• Action item: Every record that follows should be written out word for word; the pictures stay out.

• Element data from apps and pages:
▽

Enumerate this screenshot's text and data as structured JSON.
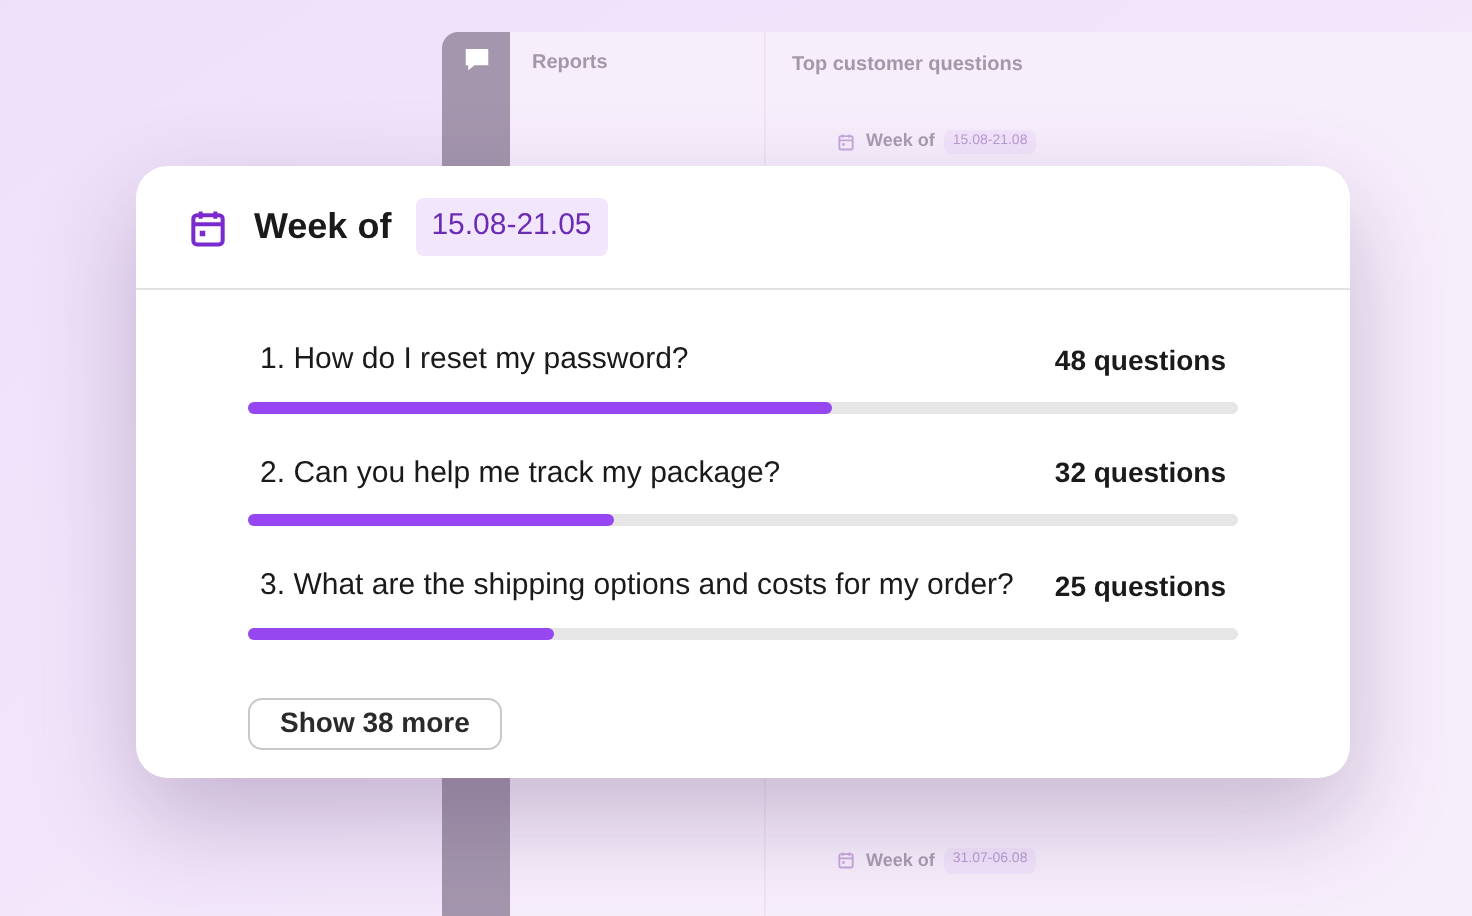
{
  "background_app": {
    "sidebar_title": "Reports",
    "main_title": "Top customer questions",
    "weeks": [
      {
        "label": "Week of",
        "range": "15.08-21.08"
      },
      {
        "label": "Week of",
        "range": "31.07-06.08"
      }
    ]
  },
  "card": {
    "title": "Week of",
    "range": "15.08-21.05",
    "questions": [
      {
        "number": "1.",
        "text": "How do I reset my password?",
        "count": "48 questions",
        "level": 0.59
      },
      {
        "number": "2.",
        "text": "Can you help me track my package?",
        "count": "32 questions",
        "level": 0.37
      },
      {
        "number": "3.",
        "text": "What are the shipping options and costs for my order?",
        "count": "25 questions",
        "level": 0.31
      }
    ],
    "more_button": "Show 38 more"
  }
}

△

• Answer for this exercise:
Enumerate this screenshot's text and data as structured JSON.
{
  "background_app": {
    "sidebar_title": "Reports",
    "main_title": "Top customer questions",
    "weeks": [
      {
        "label": "Week of",
        "range": "15.08-21.08"
      },
      {
        "label": "Week of",
        "range": "31.07-06.08"
      }
    ]
  },
  "card": {
    "title": "Week of",
    "range": "15.08-21.05",
    "questions": [
      {
        "number": "1.",
        "text": "How do I reset my password?",
        "count": "48 questions",
        "level": 0.59
      },
      {
        "number": "2.",
        "text": "Can you help me track my package?",
        "count": "32 questions",
        "level": 0.37
      },
      {
        "number": "3.",
        "text": "What are the shipping options and costs for my order?",
        "count": "25 questions",
        "level": 0.31
      }
    ],
    "more_button": "Show 38 more"
  }
}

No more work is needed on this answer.